Her Majesty’s Revenue & Customs is wishing to warn tax payers ab0ut phishing emails which promise a tax refund. These emails are not originating from HMRC but rather fraudsters who are urging victims to reply before the 31st July 2014.
HMRC said that in May 2014 over 11,000 phishing emails were sent which is up 131% on the same time last year. During the tax renewal period in 2013, HMRC received reports of around 25,000 spam emails between April and July.
The tax authority closed down 1,740 illegal sites that mostly originating from the likes of Bulgaria, Turkey and Spain during 2013. However, emails themselves also came from the UK and USA. If the recipient clicks on a link within the email, they are taken to a fake HMRC website and asked to provide bank details alongside other information like passwords. Personal details can then be sold onto criminals who may commit identity theft as well as stealing money from bank accounts.
HMRC is asking those who receive this type of email not to click on any links or attachments and should forward them on to firstname.lastname@example.org and then delete them.
One scam email was sent from ‘email@example.com’ informing them of a tax refund report of 2013. The email appeared to be sent from Tax Office Preston and contained an attachment which was a virus.
For more information about security, visit the HMRC website or call the helpline number advertised on this site.

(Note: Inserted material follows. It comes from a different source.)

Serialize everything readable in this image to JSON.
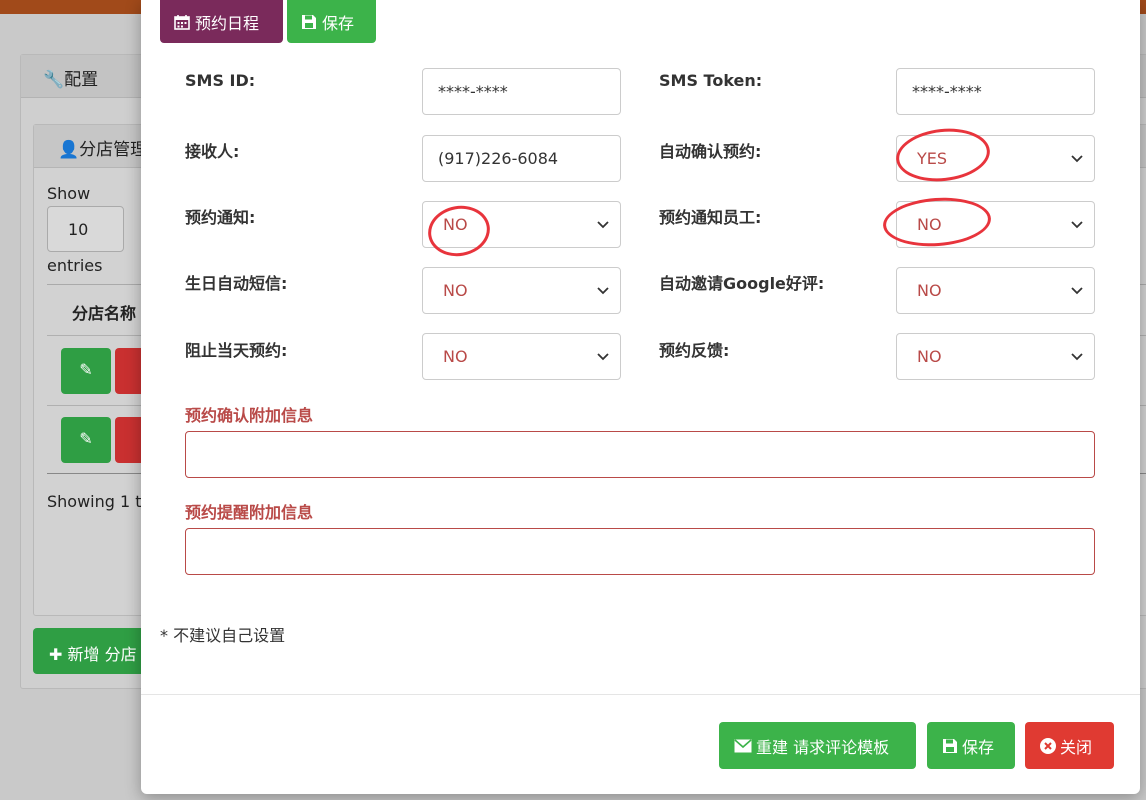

The Labour Party will confirm next week that it will raise Corporation Tax if it is elected next year. The party is also considering a tax break in order to equalise the way that debt and equity finance for companies is treated.
Ed Balls, the Shadow Chancellor is allegedly going to say that he is examining the case for an ‘allowance of corporate equity’ as part of proposed reforms to encourage businesses to think more long-term. He will reiterate the party’s intention to reverse Government plans currently in place to cut Corporation Tax in April by 1% because it believes that cutting and then freezing business rates on premises is of a higher priority. This move means that Labour will be committed to maintaining the most competitive corporation tax rate in the G7. This stance could still give the party room to increase the tax if it wins the next General Election.
Currently, the UK’s corporation tax rates are much lower than other G7 countries following a series of cuts by the Government in the last few years. Canada has the lowest rate at the moment of 26.3 per cent.
The Labour Party is also considering an allowance for Corporate Equity, an idea that has been floating around since the 1980s in order to address the way that Britain and its tax system favours debt finance over equity finance, as critics believe that this can lead to an over-reliance on debt.
Versions of this have been introduced in Italy and Belgium but the policy could prove to be very expensive. When asked about the idea, Mr.Balls said that he and his party were pursuing ‘big ideas’.
Separately, Labour leader Ed Miliband kicked off a week of economic announcements by saying that he would transfer £30 billion worth of funding from central Government to local Governments.